**Goal of the exercise**
From the first line to the last, repeat the data exactly but leave out the pictures.

(Extracted data entries)
########

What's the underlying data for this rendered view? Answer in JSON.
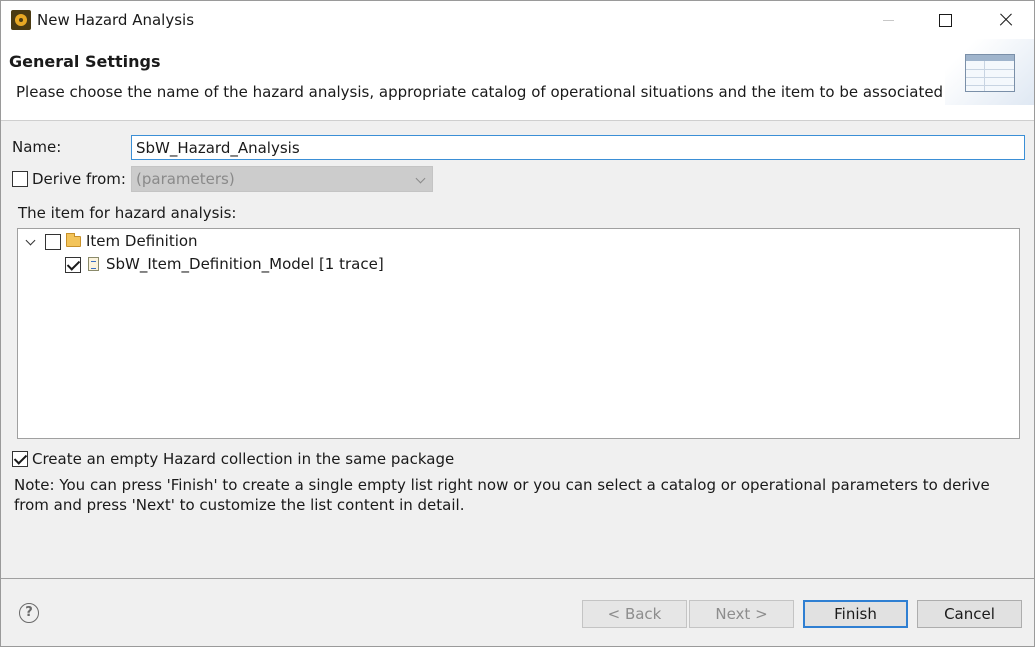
{
  "window": {
    "title": "New Hazard Analysis"
  },
  "banner": {
    "title": "General Settings",
    "description": "Please choose the name of the hazard analysis, appropriate catalog of operational situations and the item to be associated with it."
  },
  "form": {
    "name_label": "Name:",
    "name_value": "SbW_Hazard_Analysis",
    "derive_label": "Derive from:",
    "derive_checked": false,
    "derive_combo_value": "(parameters)",
    "tree_label": "The item for hazard analysis:",
    "create_collection_label": "Create an empty Hazard collection in the same package",
    "create_collection_checked": true,
    "note": "Note: You can press 'Finish' to create a single empty list right now or you can select a catalog or operational parameters to derive from and press 'Next' to customize the list content in detail."
  },
  "tree": {
    "items": [
      {
        "label": "Item Definition",
        "icon": "folder-icon",
        "checked": false,
        "expanded": true
      },
      {
        "label": "SbW_Item_Definition_Model [1 trace]",
        "icon": "document-icon",
        "checked": true
      }
    ]
  },
  "buttons": {
    "back": "< Back",
    "next": "Next >",
    "finish": "Finish",
    "cancel": "Cancel",
    "help": "?"
  },
  "colors": {
    "accent": "#3b8fd6",
    "dialog_bg": "#f0f0f0"
  }
}
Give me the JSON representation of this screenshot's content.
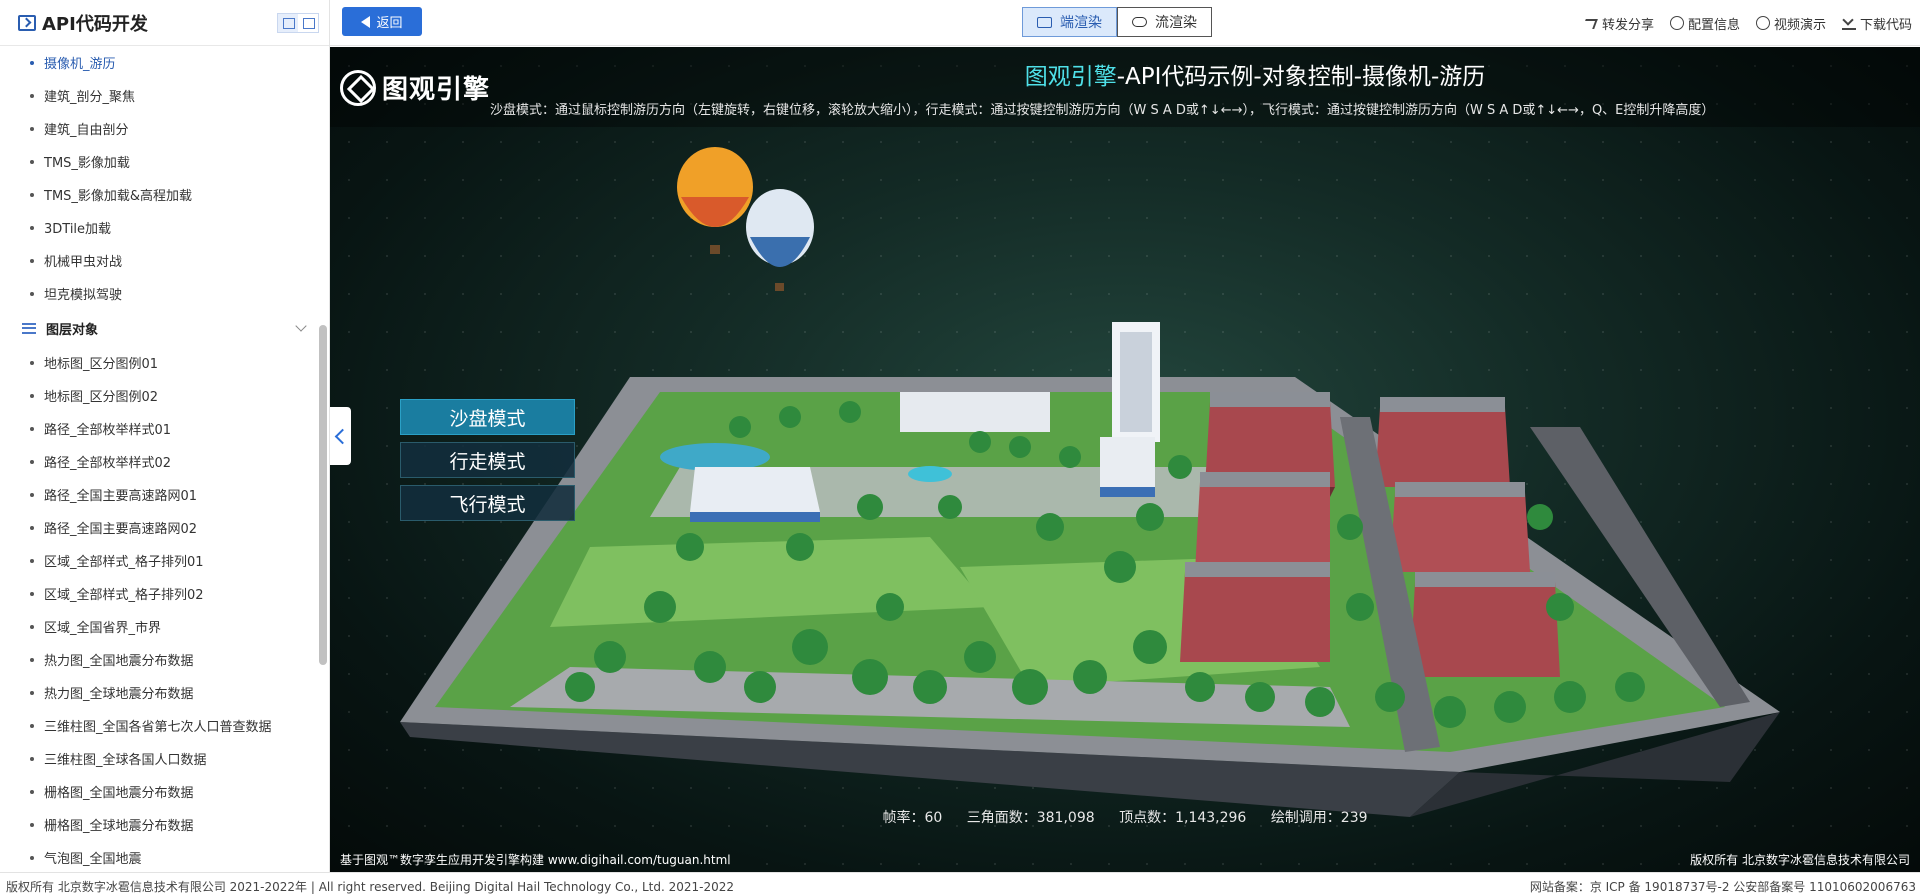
{
  "sidebar": {
    "title": "API代码开发",
    "items_top": [
      {
        "label": "摄像机_游历",
        "active": true
      },
      {
        "label": "建筑_剖分_聚焦"
      },
      {
        "label": "建筑_自由剖分"
      },
      {
        "label": "TMS_影像加载"
      },
      {
        "label": "TMS_影像加载&高程加载"
      },
      {
        "label": "3DTile加载"
      },
      {
        "label": "机械甲虫对战"
      },
      {
        "label": "坦克模拟驾驶"
      }
    ],
    "group_label": "图层对象",
    "items_group": [
      {
        "label": "地标图_区分图例01"
      },
      {
        "label": "地标图_区分图例02"
      },
      {
        "label": "路径_全部枚举样式01"
      },
      {
        "label": "路径_全部枚举样式02"
      },
      {
        "label": "路径_全国主要高速路网01"
      },
      {
        "label": "路径_全国主要高速路网02"
      },
      {
        "label": "区域_全部样式_格子排列01"
      },
      {
        "label": "区域_全部样式_格子排列02"
      },
      {
        "label": "区域_全国省界_市界"
      },
      {
        "label": "热力图_全国地震分布数据"
      },
      {
        "label": "热力图_全球地震分布数据"
      },
      {
        "label": "三维柱图_全国各省第七次人口普查数据"
      },
      {
        "label": "三维柱图_全球各国人口数据"
      },
      {
        "label": "栅格图_全国地震分布数据"
      },
      {
        "label": "栅格图_全球地震分布数据"
      },
      {
        "label": "气泡图_全国地震"
      }
    ]
  },
  "toolbar": {
    "back_label": "返回",
    "render_client": "端渲染",
    "render_stream": "流渲染",
    "share": "转发分享",
    "config": "配置信息",
    "video": "视频演示",
    "download": "下载代码"
  },
  "viewport": {
    "brand": "图观引擎",
    "title_highlight": "图观引擎",
    "title_rest": "-API代码示例-对象控制-摄像机-游历",
    "subtitle": "沙盘模式：通过鼠标控制游历方向（左键旋转，右键位移，滚轮放大缩小），行走模式：通过按键控制游历方向（W S A D或↑↓←→），飞行模式：通过按键控制游历方向（W S A D或↑↓←→，Q、E控制升降高度）",
    "modes": [
      "沙盘模式",
      "行走模式",
      "飞行模式"
    ],
    "stats": {
      "fps": "帧率：60",
      "triangles": "三角面数：381,098",
      "vertices": "顶点数：1,143,296",
      "drawcalls": "绘制调用：239"
    },
    "footer_left": "基于图观™数字孪生应用开发引擎构建 www.digihail.com/tuguan.html",
    "footer_right": "版权所有 北京数字冰雹信息技术有限公司"
  },
  "page_footer": {
    "left": "版权所有 北京数字冰雹信息技术有限公司 2021-2022年 | All right reserved. Beijing Digital Hail Technology Co., Ltd. 2021-2022",
    "right": "网站备案：京 ICP 备 19018737号-2 公安部备案号 11010602006763"
  },
  "colors": {
    "accent": "#2a6ed8",
    "title_highlight": "#4fe0e8",
    "mode_active": "#1a7da0"
  }
}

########

**Reply**
What's the underlying data for this rendered view? Answer in JSON.
{
  "window": {
    "title": "New Hazard Analysis"
  },
  "banner": {
    "title": "General Settings",
    "description": "Please choose the name of the hazard analysis, appropriate catalog of operational situations and the item to be associated with it."
  },
  "form": {
    "name_label": "Name:",
    "name_value": "SbW_Hazard_Analysis",
    "derive_label": "Derive from:",
    "derive_checked": false,
    "derive_combo_value": "(parameters)",
    "tree_label": "The item for hazard analysis:",
    "create_collection_label": "Create an empty Hazard collection in the same package",
    "create_collection_checked": true,
    "note": "Note: You can press 'Finish' to create a single empty list right now or you can select a catalog or operational parameters to derive from and press 'Next' to customize the list content in detail."
  },
  "tree": {
    "items": [
      {
        "label": "Item Definition",
        "icon": "folder-icon",
        "checked": false,
        "expanded": true
      },
      {
        "label": "SbW_Item_Definition_Model [1 trace]",
        "icon": "document-icon",
        "checked": true
      }
    ]
  },
  "buttons": {
    "back": "< Back",
    "next": "Next >",
    "finish": "Finish",
    "cancel": "Cancel",
    "help": "?"
  },
  "colors": {
    "accent": "#3b8fd6",
    "dialog_bg": "#f0f0f0"
  }
}
Give me the JSON representation of this screenshot's content.
{
  "sidebar": {
    "title": "API代码开发",
    "items_top": [
      {
        "label": "摄像机_游历",
        "active": true
      },
      {
        "label": "建筑_剖分_聚焦"
      },
      {
        "label": "建筑_自由剖分"
      },
      {
        "label": "TMS_影像加载"
      },
      {
        "label": "TMS_影像加载&高程加载"
      },
      {
        "label": "3DTile加载"
      },
      {
        "label": "机械甲虫对战"
      },
      {
        "label": "坦克模拟驾驶"
      }
    ],
    "group_label": "图层对象",
    "items_group": [
      {
        "label": "地标图_区分图例01"
      },
      {
        "label": "地标图_区分图例02"
      },
      {
        "label": "路径_全部枚举样式01"
      },
      {
        "label": "路径_全部枚举样式02"
      },
      {
        "label": "路径_全国主要高速路网01"
      },
      {
        "label": "路径_全国主要高速路网02"
      },
      {
        "label": "区域_全部样式_格子排列01"
      },
      {
        "label": "区域_全部样式_格子排列02"
      },
      {
        "label": "区域_全国省界_市界"
      },
      {
        "label": "热力图_全国地震分布数据"
      },
      {
        "label": "热力图_全球地震分布数据"
      },
      {
        "label": "三维柱图_全国各省第七次人口普查数据"
      },
      {
        "label": "三维柱图_全球各国人口数据"
      },
      {
        "label": "栅格图_全国地震分布数据"
      },
      {
        "label": "栅格图_全球地震分布数据"
      },
      {
        "label": "气泡图_全国地震"
      }
    ]
  },
  "toolbar": {
    "back_label": "返回",
    "render_client": "端渲染",
    "render_stream": "流渲染",
    "share": "转发分享",
    "config": "配置信息",
    "video": "视频演示",
    "download": "下载代码"
  },
  "viewport": {
    "brand": "图观引擎",
    "title_highlight": "图观引擎",
    "title_rest": "-API代码示例-对象控制-摄像机-游历",
    "subtitle": "沙盘模式：通过鼠标控制游历方向（左键旋转，右键位移，滚轮放大缩小），行走模式：通过按键控制游历方向（W S A D或↑↓←→），飞行模式：通过按键控制游历方向（W S A D或↑↓←→，Q、E控制升降高度）",
    "modes": [
      "沙盘模式",
      "行走模式",
      "飞行模式"
    ],
    "stats": {
      "fps": "帧率：60",
      "triangles": "三角面数：381,098",
      "vertices": "顶点数：1,143,296",
      "drawcalls": "绘制调用：239"
    },
    "footer_left": "基于图观™数字孪生应用开发引擎构建 www.digihail.com/tuguan.html",
    "footer_right": "版权所有 北京数字冰雹信息技术有限公司"
  },
  "page_footer": {
    "left": "版权所有 北京数字冰雹信息技术有限公司 2021-2022年 | All right reserved. Beijing Digital Hail Technology Co., Ltd. 2021-2022",
    "right": "网站备案：京 ICP 备 19018737号-2 公安部备案号 11010602006763"
  },
  "colors": {
    "accent": "#2a6ed8",
    "title_highlight": "#4fe0e8",
    "mode_active": "#1a7da0"
  }
}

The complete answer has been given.